[Working data]

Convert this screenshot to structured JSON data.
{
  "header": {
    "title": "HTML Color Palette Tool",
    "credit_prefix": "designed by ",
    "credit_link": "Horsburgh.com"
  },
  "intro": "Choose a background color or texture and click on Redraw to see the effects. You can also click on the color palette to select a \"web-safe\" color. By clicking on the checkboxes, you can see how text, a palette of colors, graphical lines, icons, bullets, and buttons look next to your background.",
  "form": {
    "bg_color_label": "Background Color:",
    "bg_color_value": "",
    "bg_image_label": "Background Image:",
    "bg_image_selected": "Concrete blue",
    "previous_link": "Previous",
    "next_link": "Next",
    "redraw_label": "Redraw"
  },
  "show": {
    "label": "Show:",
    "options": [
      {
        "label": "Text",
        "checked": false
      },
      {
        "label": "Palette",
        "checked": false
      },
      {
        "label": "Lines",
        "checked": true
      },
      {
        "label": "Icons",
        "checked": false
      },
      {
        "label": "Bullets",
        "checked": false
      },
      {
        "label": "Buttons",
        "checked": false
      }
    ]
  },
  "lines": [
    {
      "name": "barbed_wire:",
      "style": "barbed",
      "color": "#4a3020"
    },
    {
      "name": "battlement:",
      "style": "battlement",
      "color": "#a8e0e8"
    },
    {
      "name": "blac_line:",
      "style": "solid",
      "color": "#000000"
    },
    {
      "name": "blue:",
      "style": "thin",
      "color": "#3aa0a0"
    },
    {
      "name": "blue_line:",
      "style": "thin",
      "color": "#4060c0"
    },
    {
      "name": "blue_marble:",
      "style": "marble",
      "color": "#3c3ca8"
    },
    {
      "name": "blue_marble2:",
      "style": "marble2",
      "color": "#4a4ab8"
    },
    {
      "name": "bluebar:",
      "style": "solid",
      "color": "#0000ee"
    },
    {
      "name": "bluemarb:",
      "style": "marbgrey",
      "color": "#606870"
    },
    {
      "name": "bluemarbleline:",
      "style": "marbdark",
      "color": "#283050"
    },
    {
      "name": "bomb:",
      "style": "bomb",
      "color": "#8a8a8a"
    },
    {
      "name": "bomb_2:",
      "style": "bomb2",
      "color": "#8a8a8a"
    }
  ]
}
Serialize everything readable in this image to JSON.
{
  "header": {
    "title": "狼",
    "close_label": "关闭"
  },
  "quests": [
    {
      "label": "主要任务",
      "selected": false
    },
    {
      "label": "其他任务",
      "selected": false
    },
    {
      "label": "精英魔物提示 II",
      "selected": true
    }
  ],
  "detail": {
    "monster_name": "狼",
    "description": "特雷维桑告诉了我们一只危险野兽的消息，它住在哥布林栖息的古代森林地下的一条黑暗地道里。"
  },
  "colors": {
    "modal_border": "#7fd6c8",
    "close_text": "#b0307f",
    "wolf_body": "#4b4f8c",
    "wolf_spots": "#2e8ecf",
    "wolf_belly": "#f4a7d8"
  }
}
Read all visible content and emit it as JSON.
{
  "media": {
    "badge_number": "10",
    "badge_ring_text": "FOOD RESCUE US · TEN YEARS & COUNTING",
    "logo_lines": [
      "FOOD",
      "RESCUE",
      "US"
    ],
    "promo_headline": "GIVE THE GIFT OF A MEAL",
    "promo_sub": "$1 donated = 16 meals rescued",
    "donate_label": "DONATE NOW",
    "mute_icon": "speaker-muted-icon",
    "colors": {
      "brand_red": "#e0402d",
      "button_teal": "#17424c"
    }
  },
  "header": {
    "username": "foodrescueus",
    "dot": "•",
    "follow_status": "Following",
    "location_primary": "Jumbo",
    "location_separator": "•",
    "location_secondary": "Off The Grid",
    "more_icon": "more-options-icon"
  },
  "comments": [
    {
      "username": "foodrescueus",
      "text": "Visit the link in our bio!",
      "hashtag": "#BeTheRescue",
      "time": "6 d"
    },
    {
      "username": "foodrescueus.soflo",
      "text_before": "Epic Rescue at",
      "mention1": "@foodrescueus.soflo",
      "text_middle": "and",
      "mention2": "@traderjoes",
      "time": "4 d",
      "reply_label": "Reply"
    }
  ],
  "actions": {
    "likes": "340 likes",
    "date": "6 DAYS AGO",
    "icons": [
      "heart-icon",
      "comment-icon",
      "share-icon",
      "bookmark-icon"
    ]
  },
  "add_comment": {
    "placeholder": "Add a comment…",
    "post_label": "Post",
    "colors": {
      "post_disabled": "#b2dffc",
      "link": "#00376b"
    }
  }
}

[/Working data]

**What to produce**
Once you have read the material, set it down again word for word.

**Output**
Convert this screenshot to structured JSON data.
{
  "header": {
    "title": "HTML Color Palette Tool",
    "credit_prefix": "designed by ",
    "credit_link": "Horsburgh.com"
  },
  "intro": "Choose a background color or texture and click on Redraw to see the effects. You can also click on the color palette to select a \"web-safe\" color. By clicking on the checkboxes, you can see how text, a palette of colors, graphical lines, icons, bullets, and buttons look next to your background.",
  "form": {
    "bg_color_label": "Background Color:",
    "bg_color_value": "",
    "bg_image_label": "Background Image:",
    "bg_image_selected": "Concrete blue",
    "previous_link": "Previous",
    "next_link": "Next",
    "redraw_label": "Redraw"
  },
  "show": {
    "label": "Show:",
    "options": [
      {
        "label": "Text",
        "checked": false
      },
      {
        "label": "Palette",
        "checked": false
      },
      {
        "label": "Lines",
        "checked": true
      },
      {
        "label": "Icons",
        "checked": false
      },
      {
        "label": "Bullets",
        "checked": false
      },
      {
        "label": "Buttons",
        "checked": false
      }
    ]
  },
  "lines": [
    {
      "name": "barbed_wire:",
      "style": "barbed",
      "color": "#4a3020"
    },
    {
      "name": "battlement:",
      "style": "battlement",
      "color": "#a8e0e8"
    },
    {
      "name": "blac_line:",
      "style": "solid",
      "color": "#000000"
    },
    {
      "name": "blue:",
      "style": "thin",
      "color": "#3aa0a0"
    },
    {
      "name": "blue_line:",
      "style": "thin",
      "color": "#4060c0"
    },
    {
      "name": "blue_marble:",
      "style": "marble",
      "color": "#3c3ca8"
    },
    {
      "name": "blue_marble2:",
      "style": "marble2",
      "color": "#4a4ab8"
    },
    {
      "name": "bluebar:",
      "style": "solid",
      "color": "#0000ee"
    },
    {
      "name": "bluemarb:",
      "style": "marbgrey",
      "color": "#606870"
    },
    {
      "name": "bluemarbleline:",
      "style": "marbdark",
      "color": "#283050"
    },
    {
      "name": "bomb:",
      "style": "bomb",
      "color": "#8a8a8a"
    },
    {
      "name": "bomb_2:",
      "style": "bomb2",
      "color": "#8a8a8a"
    }
  ]
}
Serialize everything readable in this image to JSON.
{
  "header": {
    "title": "狼",
    "close_label": "关闭"
  },
  "quests": [
    {
      "label": "主要任务",
      "selected": false
    },
    {
      "label": "其他任务",
      "selected": false
    },
    {
      "label": "精英魔物提示 II",
      "selected": true
    }
  ],
  "detail": {
    "monster_name": "狼",
    "description": "特雷维桑告诉了我们一只危险野兽的消息，它住在哥布林栖息的古代森林地下的一条黑暗地道里。"
  },
  "colors": {
    "modal_border": "#7fd6c8",
    "close_text": "#b0307f",
    "wolf_body": "#4b4f8c",
    "wolf_spots": "#2e8ecf",
    "wolf_belly": "#f4a7d8"
  }
}
Read all visible content and emit it as JSON.
{
  "media": {
    "badge_number": "10",
    "badge_ring_text": "FOOD RESCUE US · TEN YEARS & COUNTING",
    "logo_lines": [
      "FOOD",
      "RESCUE",
      "US"
    ],
    "promo_headline": "GIVE THE GIFT OF A MEAL",
    "promo_sub": "$1 donated = 16 meals rescued",
    "donate_label": "DONATE NOW",
    "mute_icon": "speaker-muted-icon",
    "colors": {
      "brand_red": "#e0402d",
      "button_teal": "#17424c"
    }
  },
  "header": {
    "username": "foodrescueus",
    "dot": "•",
    "follow_status": "Following",
    "location_primary": "Jumbo",
    "location_separator": "•",
    "location_secondary": "Off The Grid",
    "more_icon": "more-options-icon"
  },
  "comments": [
    {
      "username": "foodrescueus",
      "text": "Visit the link in our bio!",
      "hashtag": "#BeTheRescue",
      "time": "6 d"
    },
    {
      "username": "foodrescueus.soflo",
      "text_before": "Epic Rescue at",
      "mention1": "@foodrescueus.soflo",
      "text_middle": "and",
      "mention2": "@traderjoes",
      "time": "4 d",
      "reply_label": "Reply"
    }
  ],
  "actions": {
    "likes": "340 likes",
    "date": "6 DAYS AGO",
    "icons": [
      "heart-icon",
      "comment-icon",
      "share-icon",
      "bookmark-icon"
    ]
  },
  "add_comment": {
    "placeholder": "Add a comment…",
    "post_label": "Post",
    "colors": {
      "post_disabled": "#b2dffc",
      "link": "#00376b"
    }
  }
}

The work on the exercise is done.